The federal "no guns in school zones" law, with the change just noted, is perfectly constitutional. So holds SCOTUS.
Interesting.

Under Texas law (Penal Code 46.03(a)(1)) it's illegal to possess a firearm "(1) on the physical premises of a school or educational institution, any grounds or building on which an activity sponsored by a school or educational institution is being conducted, or a passenger transportation vehicle of a school or educational institution, whether the school or educational institution is public or private, unless pursuant to written regulations or written authorization of the institution;" Premises is defined as "a building or a portion of a building. The term does not include any public or private driveway, street, sidewalk or walkway, parking lot, parking garage, or other parking area."

Schools commonly write policies permitting firearms for specific purposes. I have a letter from a local school district so I can take firearms into classrooms and teach Hunter Education. In far north Texas the Harrold ISD has for the past school year allowed staff with concealed carry licenses to carry on campus.

So apparently the federal law is being ignored.
6.5.2009 6:46pm
cboldt (mail):
-- So apparently the federal law is being ignored. --
.
You missed the above cite to US v Danks, 221 F3d 1037 (8th Cir. 1999), where a federal grand jury charged Danks with possessing a firearm within 1,000 feet of a school, in violation of 18 U.S.C. 922(q)(2)(A); and the 8th Circuit upheld the charge against a challenge that the statute was unconstitutional.
.
There is also US v Tait, 202 F.3d 1320 (11th Cir. 2000) (indictment dismissed on grounds other than defect in federal jurisdiction).
.
I don't know how prevalent prosecutions on the statute are, what sort of enforcement strategy the feds have, etc. The law has substantial carve-outs, permitting guns to be in a school zone, as well - in particular, anybody with a valid state or local permit to carry is not afoul of the federal prohibition.
6.6.2009 8:36am

Post as: [Register] [Log In]

Account:
Password:
Remember info?

If you have a comment about spelling, typos, or format errors, please e-mail the poster directly rather than posting a comment.

Comment Policy: We reserve the right to edit or delete comments, and in extreme cases to ban commenters, at our discretion. Comments must be relevant and civil (and, especially, free of name-calling). We think of comment threads like dinner parties at our homes. If you make the party unpleasant for us or for others, we'd rather you went elsewhere. We're happy to see a wide range of viewpoints, but we want all of them to be expressed as politely as possible.

We realize that such a comment policy can never be evenly enforced, because we can't possibly monitor every comment equally well. Hundreds of comments are posted every day here, and we don't read them all. Those we read, we read with different degrees of attention, and in different moods. We try to be fair, but we make no promises.
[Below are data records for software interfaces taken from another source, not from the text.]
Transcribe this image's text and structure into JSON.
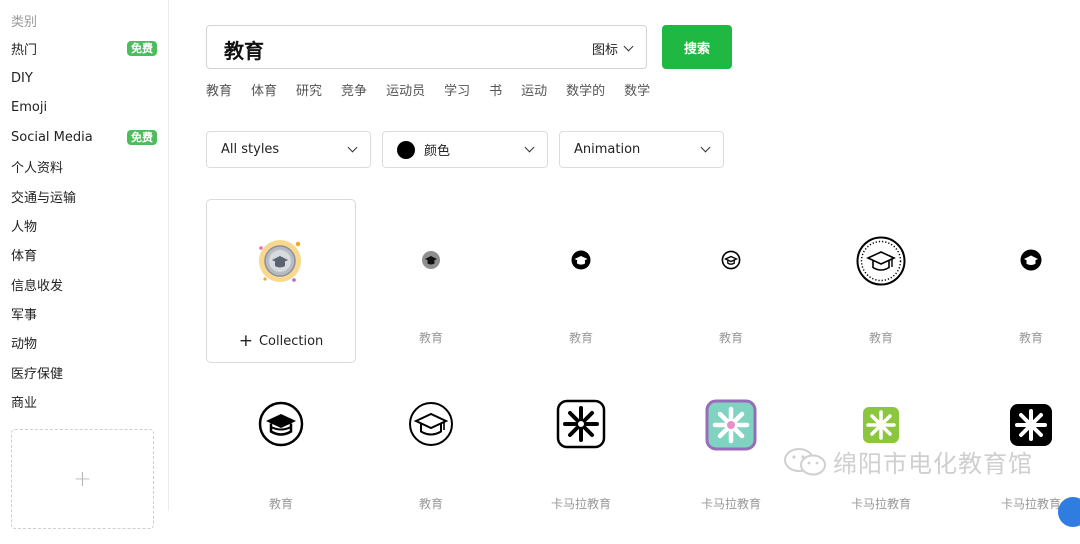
{
  "sidebar": {
    "heading": "类别",
    "items": [
      {
        "label": "热门",
        "badge": "免费"
      },
      {
        "label": "DIY"
      },
      {
        "label": "Emoji"
      },
      {
        "label": "Social Media",
        "badge": "免费"
      },
      {
        "label": "个人资料"
      },
      {
        "label": "交通与运输"
      },
      {
        "label": "人物"
      },
      {
        "label": "体育"
      },
      {
        "label": "信息收发"
      },
      {
        "label": "军事"
      },
      {
        "label": "动物"
      },
      {
        "label": "医疗保健"
      },
      {
        "label": "商业"
      }
    ],
    "upload_plus": "+"
  },
  "search": {
    "query": "教育",
    "type_label": "图标",
    "button_label": "搜索"
  },
  "related_terms": [
    "教育",
    "体育",
    "研究",
    "竞争",
    "运动员",
    "学习",
    "书",
    "运动",
    "数学的",
    "数学"
  ],
  "filters": {
    "style": "All styles",
    "color": "颜色",
    "animation": "Animation"
  },
  "collection_label": "Collection",
  "results": [
    {
      "label": "",
      "icon": "animated-graduation-cap-icon"
    },
    {
      "label": "教育",
      "icon": "graduation-cap-gray-circle-icon"
    },
    {
      "label": "教育",
      "icon": "graduation-cap-black-circle-icon"
    },
    {
      "label": "教育",
      "icon": "graduation-cap-outline-icon"
    },
    {
      "label": "教育",
      "icon": "graduation-cap-dotted-badge-icon"
    },
    {
      "label": "教育",
      "icon": "graduation-cap-black-circle-icon"
    },
    {
      "label": "教育",
      "icon": "graduation-cap-large-outline-icon"
    },
    {
      "label": "教育",
      "icon": "graduation-cap-large-thin-icon"
    },
    {
      "label": "卡马拉教育",
      "icon": "kamara-black-white-icon"
    },
    {
      "label": "卡马拉教育",
      "icon": "kamara-teal-pink-icon"
    },
    {
      "label": "卡马拉教育",
      "icon": "kamara-green-icon"
    },
    {
      "label": "卡马拉教育",
      "icon": "kamara-black-icon"
    }
  ],
  "watermark": "绵阳市电化教育馆",
  "colors": {
    "accent": "#1fb843",
    "badge": "#4cbc5c",
    "kamara_teal": "#7fd3c0",
    "kamara_green": "#8cc63e"
  }
}
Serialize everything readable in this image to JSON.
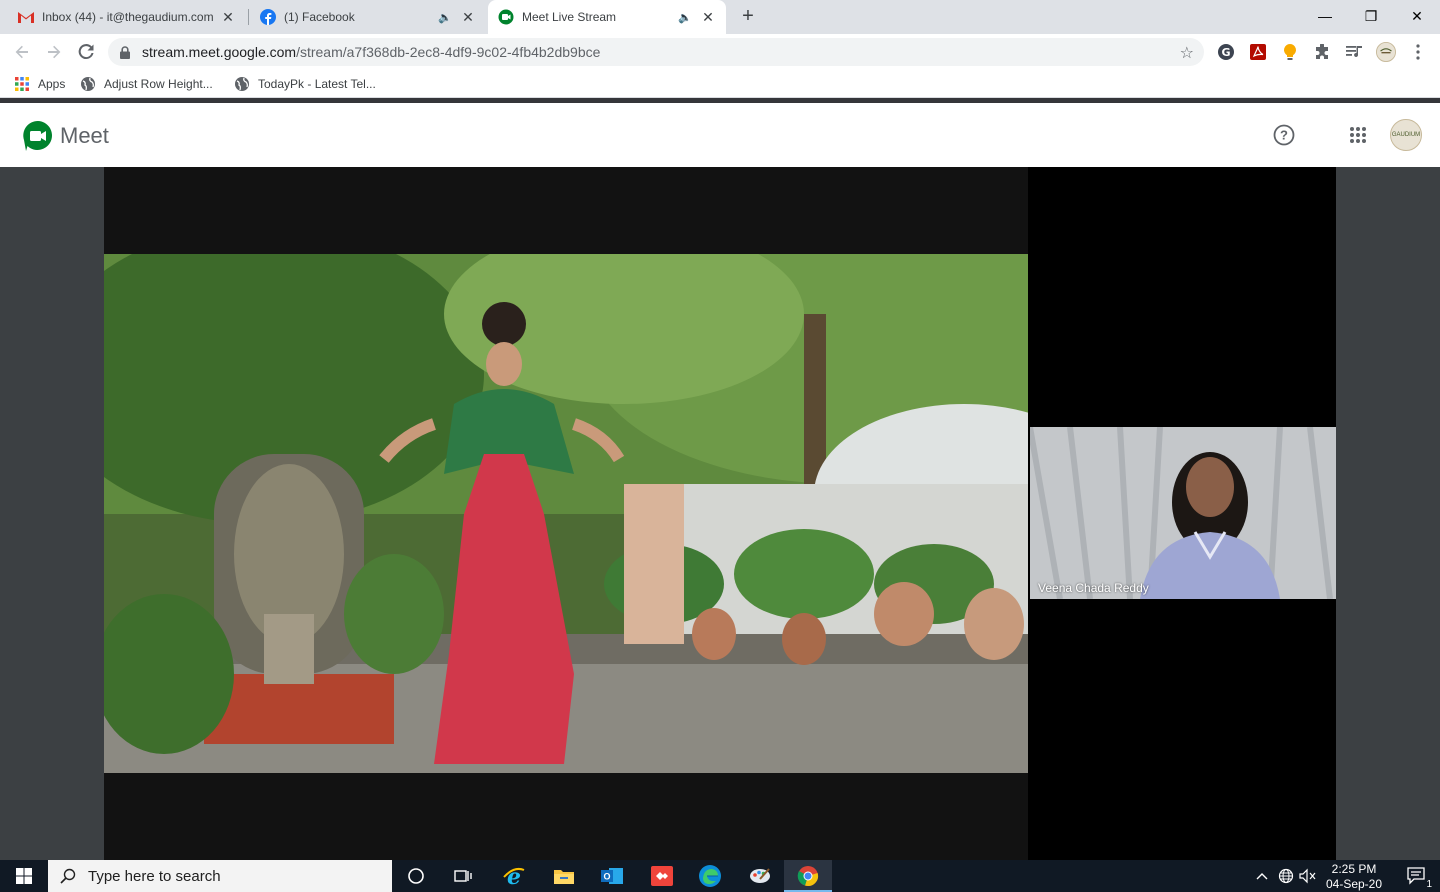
{
  "browser": {
    "tabs": [
      {
        "title": "Inbox (44) - it@thegaudium.com",
        "icon": "gmail-icon",
        "audio": false,
        "active": false
      },
      {
        "title": "(1) Facebook",
        "icon": "facebook-icon",
        "audio": true,
        "active": false
      },
      {
        "title": "Meet Live Stream",
        "icon": "meet-icon",
        "audio": true,
        "active": true
      }
    ],
    "close_glyph": "✕",
    "new_tab_glyph": "+",
    "window_controls": {
      "minimize": "—",
      "restore": "❐",
      "close": "✕"
    },
    "url": {
      "host": "stream.meet.google.com",
      "path": "/stream/a7f368db-2ec8-4df9-9c02-4fb4b2db9bce"
    },
    "bookmarks": [
      {
        "label": "Apps",
        "icon": "apps-grid-icon"
      },
      {
        "label": "Adjust Row Height...",
        "icon": "globe-icon"
      },
      {
        "label": "TodayPk - Latest Tel...",
        "icon": "globe-icon"
      }
    ],
    "extensions": [
      "grammarly-icon",
      "acrobat-icon",
      "bulb-icon",
      "puzzle-icon",
      "media-control-icon",
      "profile-avatar-icon",
      "menu-dots-icon"
    ]
  },
  "meet": {
    "app_name": "Meet",
    "header_icons": [
      "help-icon",
      "apps-grid-icon",
      "account-avatar"
    ],
    "avatar_text": "GAUDIUM",
    "participant_name": "Veena Chada Reddy"
  },
  "taskbar": {
    "search_placeholder": "Type here to search",
    "pinned": [
      "cortana-icon",
      "task-view-icon",
      "ie-icon",
      "file-explorer-icon",
      "outlook-icon",
      "anydesk-icon",
      "edge-icon",
      "paint-icon",
      "chrome-icon"
    ],
    "time": "2:25 PM",
    "date": "04-Sep-20",
    "notification_count": "1"
  },
  "colors": {
    "chrome_tab_strip": "#dee1e6",
    "meet_green": "#00832d",
    "taskbar": "#101924",
    "stage": "#3c4043"
  }
}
And remember, it's a big Internet. If you think we were mistaken in removing your post (or, in extreme cases, in removing you) -- or if you prefer a more free-for-all approach -- there are surely plenty of ways you can still get your views out.